**Work required:** Only the text belongs in the copy: retype each record exactly as it appears.
BEGIN Given data
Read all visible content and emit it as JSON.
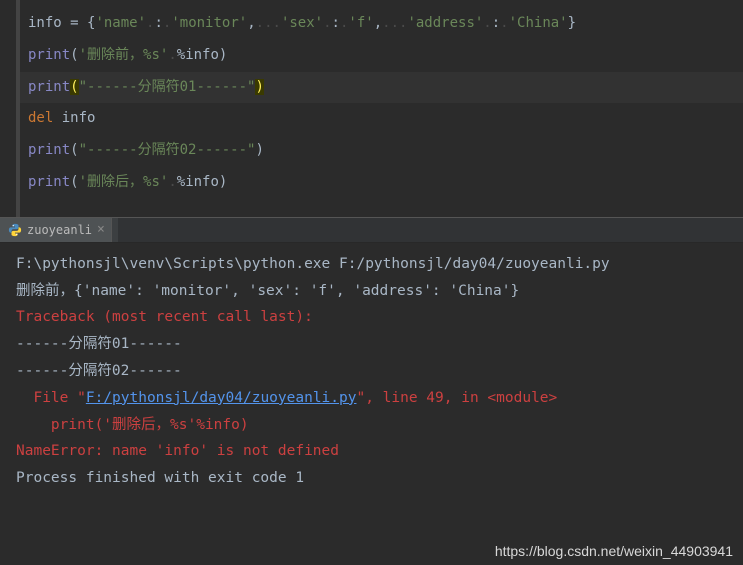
{
  "editor": {
    "line1": {
      "var": "info",
      "eq": " = ",
      "open": "{",
      "k1": "'name'",
      "c1": ":",
      "v1": "'monitor'",
      "s1": ",",
      "k2": "'sex'",
      "c2": ":",
      "v2": "'f'",
      "s2": ",",
      "k3": "'address'",
      "c3": ":",
      "v3": "'China'",
      "close": "}"
    },
    "line2": {
      "fn": "print",
      "p1": "(",
      "str": "'删除前，%s'",
      "pct": "%",
      "arg": "info",
      "p2": ")"
    },
    "line3": {
      "fn": "print",
      "p1": "(",
      "str": "\"------分隔符01------\"",
      "p2": ")"
    },
    "line4": {
      "kw": "del",
      "sp": " ",
      "arg": "info"
    },
    "line5": {
      "fn": "print",
      "p1": "(",
      "str": "\"------分隔符02------\"",
      "p2": ")"
    },
    "line6": {
      "fn": "print",
      "p1": "(",
      "str": "'删除后，%s'",
      "pct": "%",
      "arg": "info",
      "p2": ")"
    }
  },
  "tab": {
    "name": "zuoyeanli",
    "close": "×"
  },
  "console": {
    "l1": "F:\\pythonsjl\\venv\\Scripts\\python.exe F:/pythonsjl/day04/zuoyeanli.py",
    "l2": "删除前，{'name': 'monitor', 'sex': 'f', 'address': 'China'}",
    "l3": "Traceback (most recent call last):",
    "l4": "------分隔符01------",
    "l5": "------分隔符02------",
    "l6a": "  File \"",
    "l6link": "F:/pythonsjl/day04/zuoyeanli.py",
    "l6b": "\", line 49, in <module>",
    "l7": "    print('删除后，%s'%info)",
    "l8": "NameError: name 'info' is not defined",
    "l9": "",
    "l10": "Process finished with exit code 1"
  },
  "watermark": "https://blog.csdn.net/weixin_44903941"
}
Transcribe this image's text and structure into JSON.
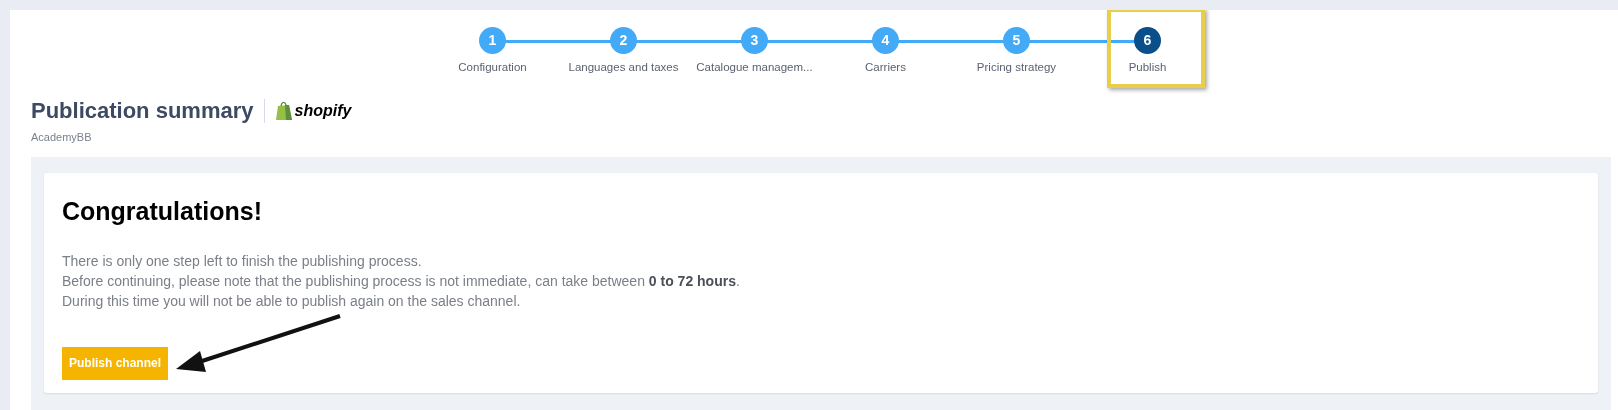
{
  "steps": [
    {
      "number": "1",
      "label": "Configuration",
      "selected": false
    },
    {
      "number": "2",
      "label": "Languages and taxes",
      "selected": false
    },
    {
      "number": "3",
      "label": "Catalogue managem...",
      "selected": false
    },
    {
      "number": "4",
      "label": "Carriers",
      "selected": false
    },
    {
      "number": "5",
      "label": "Pricing strategy",
      "selected": false
    },
    {
      "number": "6",
      "label": "Publish",
      "selected": true
    }
  ],
  "header": {
    "title": "Publication summary",
    "brand": "shopify",
    "subtitle": "AcademyBB"
  },
  "card": {
    "heading": "Congratulations!",
    "lines": [
      "There is only one step left to finish the publishing process.",
      "Before continuing, please note that the publishing process is not immediate, can take between **0 to 72 hours**.",
      "During this time you will not be able to publish again on the sales channel."
    ],
    "button": "Publish channel"
  }
}
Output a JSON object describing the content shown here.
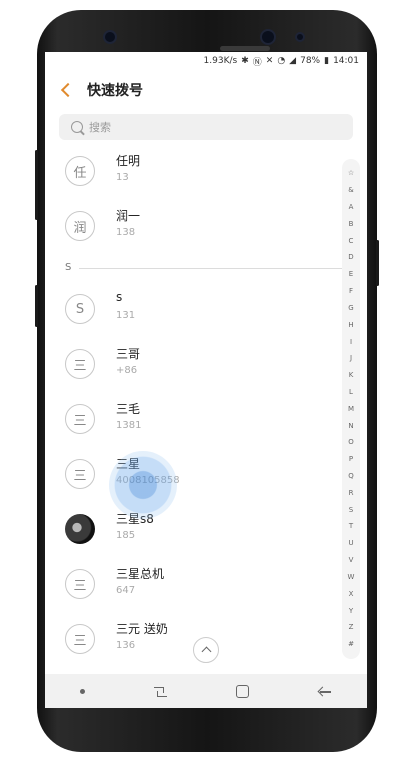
{
  "status": {
    "speed": "1.93K/s",
    "battery": "78%",
    "time": "14:01",
    "icons": [
      "bluetooth-icon",
      "nfc-icon",
      "mute-icon",
      "wifi-icon",
      "signal-icon",
      "battery-icon"
    ]
  },
  "header": {
    "title": "快速拨号"
  },
  "search": {
    "placeholder": "搜索"
  },
  "contacts_top": [
    {
      "name": "任明",
      "avatar": "任",
      "number": "13"
    },
    {
      "name": "润一",
      "avatar": "润",
      "number": "138"
    }
  ],
  "section": {
    "letter": "S"
  },
  "contacts_s": [
    {
      "name": "s",
      "avatar": "S",
      "number": "131"
    },
    {
      "name": "三哥",
      "avatar": "三",
      "number": "+86"
    },
    {
      "name": "三毛",
      "avatar": "三",
      "number": "1381"
    },
    {
      "name": "三星",
      "avatar": "三",
      "number": "4008105858"
    },
    {
      "name": "三星s8",
      "avatar": "",
      "number": "185"
    },
    {
      "name": "三星总机",
      "avatar": "三",
      "number": "647"
    },
    {
      "name": "三元 送奶",
      "avatar": "三",
      "number": "136",
      "number_tail": "6"
    }
  ],
  "index_letters": [
    "☆",
    "&",
    "A",
    "B",
    "C",
    "D",
    "E",
    "F",
    "G",
    "H",
    "I",
    "J",
    "K",
    "L",
    "M",
    "N",
    "O",
    "P",
    "Q",
    "R",
    "S",
    "T",
    "U",
    "V",
    "W",
    "X",
    "Y",
    "Z",
    "#"
  ],
  "colors": {
    "accent": "#e08a2e",
    "touch": "#468cdc"
  }
}
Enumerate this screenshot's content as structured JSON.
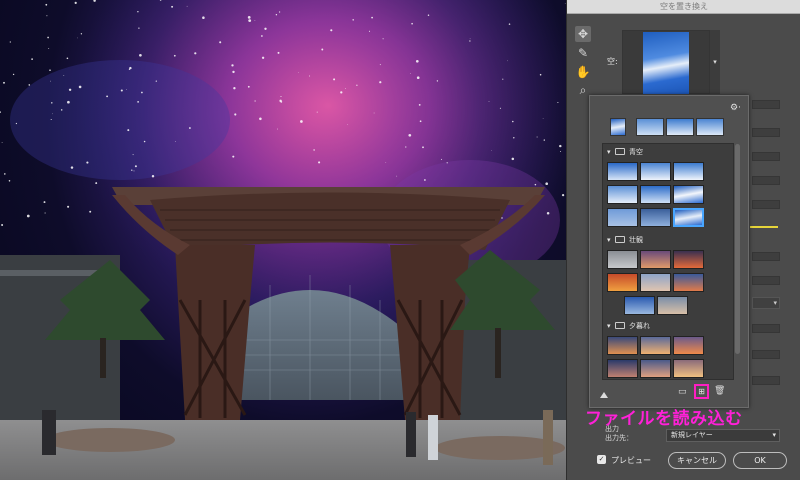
{
  "dialog": {
    "title": "空を置き換え",
    "sky_label": "空:",
    "output_label": "出力",
    "output_dest_label": "出力先：",
    "output_dest_value": "新規レイヤー",
    "preview_label": "プレビュー",
    "cancel_label": "キャンセル",
    "ok_label": "OK",
    "preview_checked": true
  },
  "popup": {
    "groups": [
      {
        "name": "青空",
        "thumb_count": 9,
        "selected_index": 8
      },
      {
        "name": "壮観",
        "thumb_count": 8
      },
      {
        "name": "夕暮れ",
        "thumb_count": 6
      }
    ]
  },
  "annotation": {
    "text": "ファイルを読み込む",
    "color": "#ff20d8"
  },
  "colors": {
    "selection_border": "#49a6ff",
    "highlight": "#ff1ec3",
    "slider_accent": "#e6d53a"
  },
  "icons": [
    "move-icon",
    "sky-brush-icon",
    "hand-icon",
    "zoom-icon",
    "gear-icon",
    "folder-icon",
    "new-preset-icon",
    "trash-icon",
    "chevron-down-icon"
  ]
}
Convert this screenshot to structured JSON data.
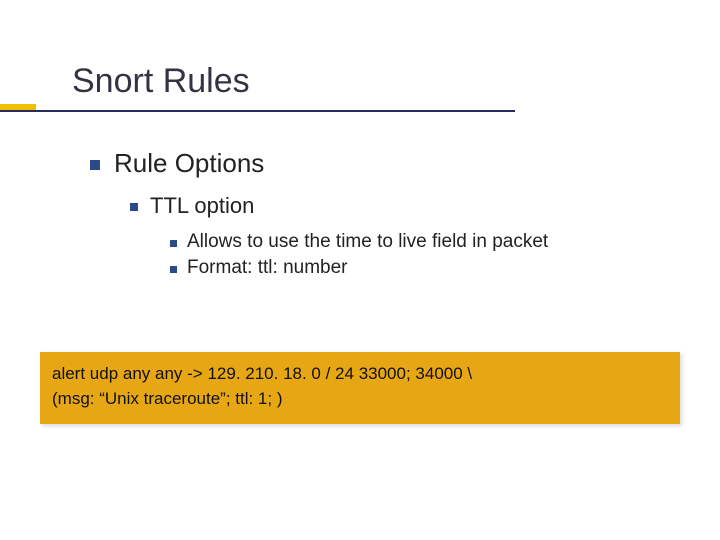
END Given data
**Expected answer:**
Read all visible content and emit it as JSON.
{
  "editor": {
    "line1": {
      "var": "info",
      "eq": " = ",
      "open": "{",
      "k1": "'name'",
      "c1": ":",
      "v1": "'monitor'",
      "s1": ",",
      "k2": "'sex'",
      "c2": ":",
      "v2": "'f'",
      "s2": ",",
      "k3": "'address'",
      "c3": ":",
      "v3": "'China'",
      "close": "}"
    },
    "line2": {
      "fn": "print",
      "p1": "(",
      "str": "'删除前，%s'",
      "pct": "%",
      "arg": "info",
      "p2": ")"
    },
    "line3": {
      "fn": "print",
      "p1": "(",
      "str": "\"------分隔符01------\"",
      "p2": ")"
    },
    "line4": {
      "kw": "del",
      "sp": " ",
      "arg": "info"
    },
    "line5": {
      "fn": "print",
      "p1": "(",
      "str": "\"------分隔符02------\"",
      "p2": ")"
    },
    "line6": {
      "fn": "print",
      "p1": "(",
      "str": "'删除后，%s'",
      "pct": "%",
      "arg": "info",
      "p2": ")"
    }
  },
  "tab": {
    "name": "zuoyeanli",
    "close": "×"
  },
  "console": {
    "l1": "F:\\pythonsjl\\venv\\Scripts\\python.exe F:/pythonsjl/day04/zuoyeanli.py",
    "l2": "删除前，{'name': 'monitor', 'sex': 'f', 'address': 'China'}",
    "l3": "Traceback (most recent call last):",
    "l4": "------分隔符01------",
    "l5": "------分隔符02------",
    "l6a": "  File \"",
    "l6link": "F:/pythonsjl/day04/zuoyeanli.py",
    "l6b": "\", line 49, in <module>",
    "l7": "    print('删除后，%s'%info)",
    "l8": "NameError: name 'info' is not defined",
    "l9": "",
    "l10": "Process finished with exit code 1"
  },
  "watermark": "https://blog.csdn.net/weixin_44903941"
}
Transcribe this image's text and structure into JSON.
{
  "steps": [
    {
      "number": "1",
      "label": "Configuration",
      "selected": false
    },
    {
      "number": "2",
      "label": "Languages and taxes",
      "selected": false
    },
    {
      "number": "3",
      "label": "Catalogue managem...",
      "selected": false
    },
    {
      "number": "4",
      "label": "Carriers",
      "selected": false
    },
    {
      "number": "5",
      "label": "Pricing strategy",
      "selected": false
    },
    {
      "number": "6",
      "label": "Publish",
      "selected": true
    }
  ],
  "header": {
    "title": "Publication summary",
    "brand": "shopify",
    "subtitle": "AcademyBB"
  },
  "card": {
    "heading": "Congratulations!",
    "lines": [
      "There is only one step left to finish the publishing process.",
      "Before continuing, please note that the publishing process is not immediate, can take between **0 to 72 hours**.",
      "During this time you will not be able to publish again on the sales channel."
    ],
    "button": "Publish channel"
  }
}
Output a JSON object describing the content shown here.
{
  "status": {
    "speed": "1.93K/s",
    "battery": "78%",
    "time": "14:01",
    "icons": [
      "bluetooth-icon",
      "nfc-icon",
      "mute-icon",
      "wifi-icon",
      "signal-icon",
      "battery-icon"
    ]
  },
  "header": {
    "title": "快速拨号"
  },
  "search": {
    "placeholder": "搜索"
  },
  "contacts_top": [
    {
      "name": "任明",
      "avatar": "任",
      "number": "13"
    },
    {
      "name": "润一",
      "avatar": "润",
      "number": "138"
    }
  ],
  "section": {
    "letter": "S"
  },
  "contacts_s": [
    {
      "name": "s",
      "avatar": "S",
      "number": "131"
    },
    {
      "name": "三哥",
      "avatar": "三",
      "number": "+86"
    },
    {
      "name": "三毛",
      "avatar": "三",
      "number": "1381"
    },
    {
      "name": "三星",
      "avatar": "三",
      "number": "4008105858"
    },
    {
      "name": "三星s8",
      "avatar": "",
      "number": "185"
    },
    {
      "name": "三星总机",
      "avatar": "三",
      "number": "647"
    },
    {
      "name": "三元 送奶",
      "avatar": "三",
      "number": "136",
      "number_tail": "6"
    }
  ],
  "index_letters": [
    "☆",
    "&",
    "A",
    "B",
    "C",
    "D",
    "E",
    "F",
    "G",
    "H",
    "I",
    "J",
    "K",
    "L",
    "M",
    "N",
    "O",
    "P",
    "Q",
    "R",
    "S",
    "T",
    "U",
    "V",
    "W",
    "X",
    "Y",
    "Z",
    "#"
  ],
  "colors": {
    "accent": "#e08a2e",
    "touch": "#468cdc"
  }
}
Enumerate this screenshot's content as structured JSON.
{
  "dialog": {
    "title": "空を置き換え",
    "sky_label": "空:",
    "output_label": "出力",
    "output_dest_label": "出力先：",
    "output_dest_value": "新規レイヤー",
    "preview_label": "プレビュー",
    "cancel_label": "キャンセル",
    "ok_label": "OK",
    "preview_checked": true
  },
  "popup": {
    "groups": [
      {
        "name": "青空",
        "thumb_count": 9,
        "selected_index": 8
      },
      {
        "name": "壮観",
        "thumb_count": 8
      },
      {
        "name": "夕暮れ",
        "thumb_count": 6
      }
    ]
  },
  "annotation": {
    "text": "ファイルを読み込む",
    "color": "#ff20d8"
  },
  "colors": {
    "selection_border": "#49a6ff",
    "highlight": "#ff1ec3",
    "slider_accent": "#e6d53a"
  },
  "icons": [
    "move-icon",
    "sky-brush-icon",
    "hand-icon",
    "zoom-icon",
    "gear-icon",
    "folder-icon",
    "new-preset-icon",
    "trash-icon",
    "chevron-down-icon"
  ]
}
Convert this screenshot to structured JSON data.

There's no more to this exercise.